Tulip bulbs were once one of the most expensive items in the world and produce the iconic spring flowers that bring a burst of vibrant colours to gardens and landscapes. These elegant and versatile spring-flowering bulbs are beloved by gardeners for their stunning blooms ease and wide range of varieties.
Planting Tulip Bulbs
When it comes to planting tulip bulbs, timing is crucial. The optimal time to plant tulip bulbs is in the autumn, typically between September and November. This allows the bulbs to establish their root systems before the ground freezes, ensuring robust growth and abundant blooms in the following spring.
Tulips prefer well-draining soil with a pH level of around 6 to 7. In full sun or partial shade. If your soil is heavy or clay-like, it's advisable to improve its drainage by adding organic matter, such as compost or well-rotted manure.
Dig a hole that is approximately 6 to 8 inches deep. Loosen the soil at the bottom of the hole to facilitate root growth.
Place the tulip bulbs in the hole or plant pot with the pointed end facing upwards. Space the bulbs about 4 to 6 inches apart to allow for proper growth and airflow.
Gently cover the bulbs with soil, ensuring that the top of the bulb is just below the soil surface. Firmly press down the soil to eliminate air pockets. Water the area thoroughly to settle the soil and initiate the growth process.
Apply a layer of mulch, such as our 5-star rated Strultch, to insulate the soil and protect the bulbs during the winter months, to help maintain a consistent temperature and moisture level.
As spring approaches, the tulip bulbs will start to grow and produce beautiful blooms. Depending on the variety, tulips can flower in early to late spring, offering a stunning display of colours, including red, pink, yellow, purple, and white.
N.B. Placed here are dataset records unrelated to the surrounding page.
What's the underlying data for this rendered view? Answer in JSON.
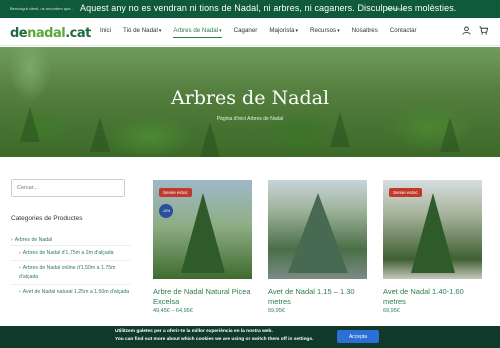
{
  "notice": {
    "small_left": "Benvolgut client, us recordem que...",
    "message": "Aquest any no es vendran ni tions de Nadal, ni arbres, ni caganers. Disculpeu les molèsties.",
    "small_right": "Benvolgut"
  },
  "header": {
    "logo_main": "de",
    "logo_dot": "nadal",
    "logo_suffix": ".cat",
    "nav": [
      {
        "label": "Inici",
        "dropdown": false
      },
      {
        "label": "Tió de Nadal",
        "dropdown": true
      },
      {
        "label": "Arbres de Nadal",
        "dropdown": true
      },
      {
        "label": "Caganer",
        "dropdown": false
      },
      {
        "label": "Majorista",
        "dropdown": true
      },
      {
        "label": "Recursos",
        "dropdown": true
      },
      {
        "label": "Nosaltres",
        "dropdown": false
      },
      {
        "label": "Contactar",
        "dropdown": false
      }
    ],
    "icons": [
      "user-icon",
      "cart-icon"
    ]
  },
  "hero": {
    "title": "Arbres de Nadal",
    "breadcrumb": "Pàgina d'inici   Arbres de Nadal"
  },
  "sidebar": {
    "search_placeholder": "Cercar...",
    "categories_title": "Categories de Productes",
    "items": [
      {
        "label": "Arbres de Nadal",
        "sub": false
      },
      {
        "label": "Arbres de Nadal d'1,75m a 2m d'alçada",
        "sub": true
      },
      {
        "label": "Arbres de Nadal online d'1.50m a 1.75m d'alçada",
        "sub": true
      },
      {
        "label": "Avet de Nadal natural 1.25m a 1.50m d'alçada",
        "sub": true
      }
    ]
  },
  "products": [
    {
      "name": "Arbre de Nadal Natural Picea Excelsa",
      "price": "49,45€ – 64,95€",
      "badge": "Sense estoc",
      "sale": "-10%"
    },
    {
      "name": "Avet de Nadal 1.15 – 1.30 metres",
      "price": "59,95€",
      "badge": "",
      "sale": ""
    },
    {
      "name": "Avet de Nadal 1.40-1.60 metres",
      "price": "69,95€",
      "badge": "Sense estoc",
      "sale": ""
    }
  ],
  "cookie": {
    "line1": "Utilitzem galetes per a oferir-te la millor experiència en la nostra web.",
    "line2": "You can find out more about which cookies we are using or switch them off in settings.",
    "accept": "Accepta"
  }
}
Water regularly, especially during dry periods, to ensure proper growth and flowering. Deadhead the faded blooms by removing the flower heads but allow the foliage to die back naturally. The foliage is necessary for the bulbs to store energy for the following year's growth.
It's worth noting that tulips are not long-lived perennials. Some varieties may bloom well for a few years, while others may decline after the first year. To maintain a consistent display of tulips, it's advisable to replant new bulbs every Autumn or consider treating tulips as annuals.